Mullah Mohammad Fazi
As the Taliban’s former deputy defense minister, Fazi was held at Guantanamo after being identified as an enemy combatant by the United States. Fazi is an admitted senior commander who served as chief of staff of the Taliban Army and as a commander of its 22nd Division. He’s also wanted by the United Nations on war crimes for the murder of thousands of Shiite Muslims in Afghanistan. According to documents, Fazi “wielded considerable influence throughout the northern region of Afghanistan and his influence continued after his capture.” The Taliban has used Fazi’s capture as a recruiting tool. “If released, detainee would likely rejoin the Taliban and establish ties” with other terrorist groups, the Guantanamo report says.
Mullah Khairullah Khairkhwa
Khairkhwa is the former governor of the Herat province and has close ties with Usama bin Laden and Mullah Omar.
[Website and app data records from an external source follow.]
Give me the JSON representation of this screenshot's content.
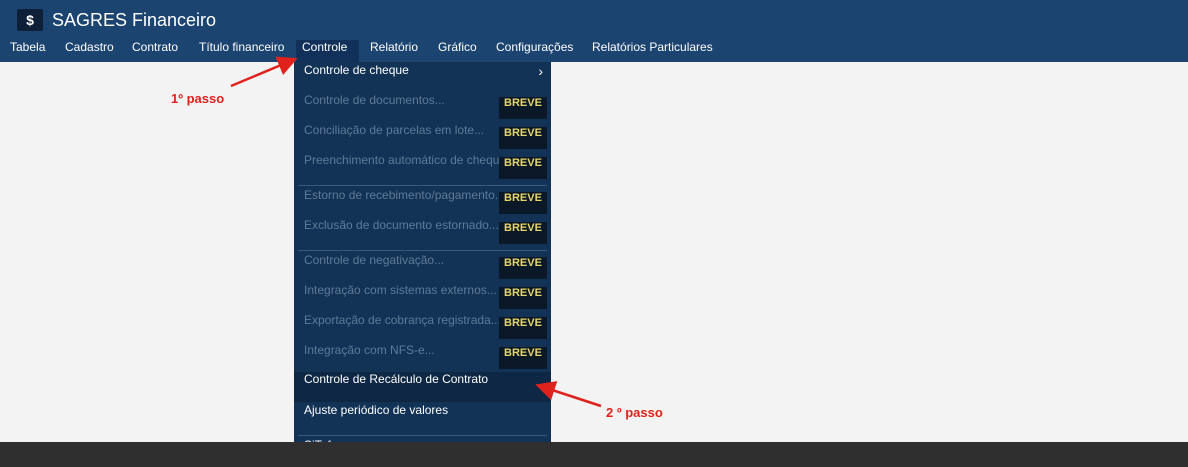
{
  "app": {
    "logo": "$",
    "title": "SAGRES Financeiro"
  },
  "menubar": {
    "items": [
      {
        "label": "Tabela"
      },
      {
        "label": "Cadastro"
      },
      {
        "label": "Contrato"
      },
      {
        "label": "Título financeiro"
      },
      {
        "label": "Controle"
      },
      {
        "label": "Relatório"
      },
      {
        "label": "Gráfico"
      },
      {
        "label": "Configurações"
      },
      {
        "label": "Relatórios Particulares"
      }
    ],
    "active": "Controle"
  },
  "dropdown": {
    "items": [
      {
        "label": "Controle de cheque",
        "enabled": true,
        "submenu": true
      },
      {
        "label": "Controle de documentos...",
        "enabled": false,
        "badge": "BREVE"
      },
      {
        "label": "Conciliação de parcelas em lote...",
        "enabled": false,
        "badge": "BREVE"
      },
      {
        "label": "Preenchimento automático de cheques...",
        "enabled": false,
        "badge": "BREVE"
      },
      {
        "label": "Estorno de recebimento/pagamento...",
        "enabled": false,
        "badge": "BREVE"
      },
      {
        "label": "Exclusão de documento estornado...",
        "enabled": false,
        "badge": "BREVE"
      },
      {
        "label": "Controle de negativação...",
        "enabled": false,
        "badge": "BREVE"
      },
      {
        "label": "Integração com sistemas externos...",
        "enabled": false,
        "badge": "BREVE"
      },
      {
        "label": "Exportação de cobrança registrada...",
        "enabled": false,
        "badge": "BREVE"
      },
      {
        "label": "Integração com NFS-e...",
        "enabled": false,
        "badge": "BREVE"
      },
      {
        "label": "Controle de Recálculo de Contrato",
        "enabled": true,
        "hovered": true
      },
      {
        "label": "Ajuste periódico de valores",
        "enabled": true
      },
      {
        "label": "SiTef",
        "enabled": true,
        "submenu": true
      }
    ]
  },
  "annotations": {
    "step1": "1º passo",
    "step2": "2 º passo"
  },
  "colors": {
    "header": "#1c4471",
    "dropdown": "#123356",
    "badge_text": "#e6d56a",
    "annotation": "#e0221c",
    "statusbar": "#2f2f2f"
  },
  "icons": {
    "submenu": "chevron-right-icon"
  }
}
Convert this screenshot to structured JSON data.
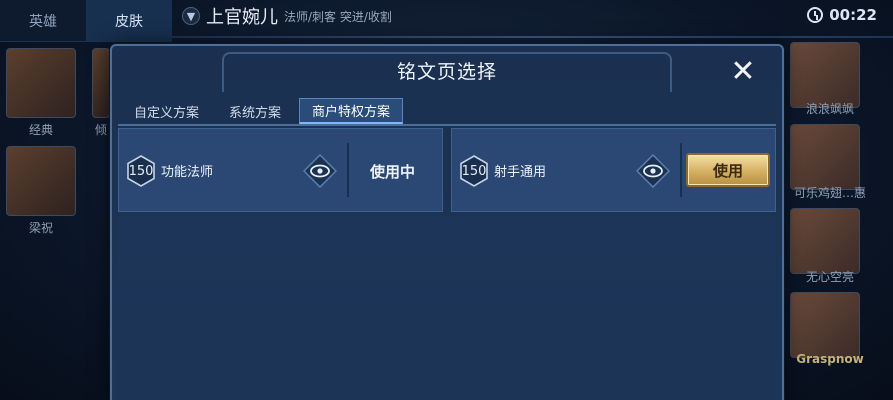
{
  "top_tabs": [
    {
      "label": "英雄"
    },
    {
      "label": "皮肤"
    }
  ],
  "hero": {
    "name": "上官婉儿",
    "roles": "法师/刺客 突进/收割"
  },
  "timer": {
    "value": "00:22"
  },
  "left_skins": [
    {
      "label": "经典"
    },
    {
      "label": "倾"
    },
    {
      "label": "梁祝"
    }
  ],
  "right_skins": [
    {
      "label": "浪浪飒飒"
    },
    {
      "label": "可乐鸡翅…惠"
    },
    {
      "label": "无心空亮"
    },
    {
      "label": "Graspnow"
    }
  ],
  "modal": {
    "title": "铭文页选择",
    "close_glyph": "✕",
    "tabs": [
      {
        "label": "自定义方案"
      },
      {
        "label": "系统方案"
      },
      {
        "label": "商户特权方案"
      }
    ],
    "active_tab_index": 2,
    "pages": [
      {
        "level": "150",
        "name": "功能法师",
        "status": "使用中",
        "in_use": true
      },
      {
        "level": "150",
        "name": "射手通用",
        "button_label": "使用",
        "in_use": false
      }
    ]
  },
  "colors": {
    "accent_gold": "#d8b468",
    "panel_blue": "#2a4873",
    "active_tab": "#2a4c78"
  },
  "icons": {
    "eye": "eye-icon",
    "close": "close-icon",
    "clock": "clock-icon",
    "level": "level-badge-icon"
  }
}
According to the Joint Task Force Guantanamo file, Khairkhwa “represented the Taliban during meetings with Iranian officials seeking to support hostilities against US and coalition forces.” Khairkhwa and his deputies are suspected of being associated with an extremist military training camp run by the Al Qaeda commander Abu Musab al Zarqawi, who was killed in 2006. U.S. authorities have also accused Khairkhwa of becoming a powerful opium trafficker.
Mohammad Nabi Omari
As a senior Taliban leader, Nabi Omari has held multiple leadership roles in various terror-related groups. Pre-9/11, Nabi, who is estimated to be in his mid-40s, worked border security for the Taliban – a position that gave him “access to senior Taliban commander and leader of the Haqqani Network, Jalaluddin Haqqani,” according to the JTF-GTMO report. Born in the Khowst Province of Afghanistan, Nabi Omari and his family were forced to resettle as refugees though In Miram Shah, Pakistan after the Soviet Union’s occupation in Afghanistan. In the late 1980s, Nabi Omari returned to Afghanistan where he fought with the mujahideen against the Soviets. During the early 1990s, he ping-ponged between Taliban-related positions and others, including a stint as a used car salesman. In August 2002, Nabi reportedly helped two al Qaeda operatives smuggle missiles in Pakistan. The weapons were smuggled in pieces and the plan was to reassemble the missiles once all of the pieces had been brought across. Nabi was caught in September 2002 and eventually moved to Guantanamo.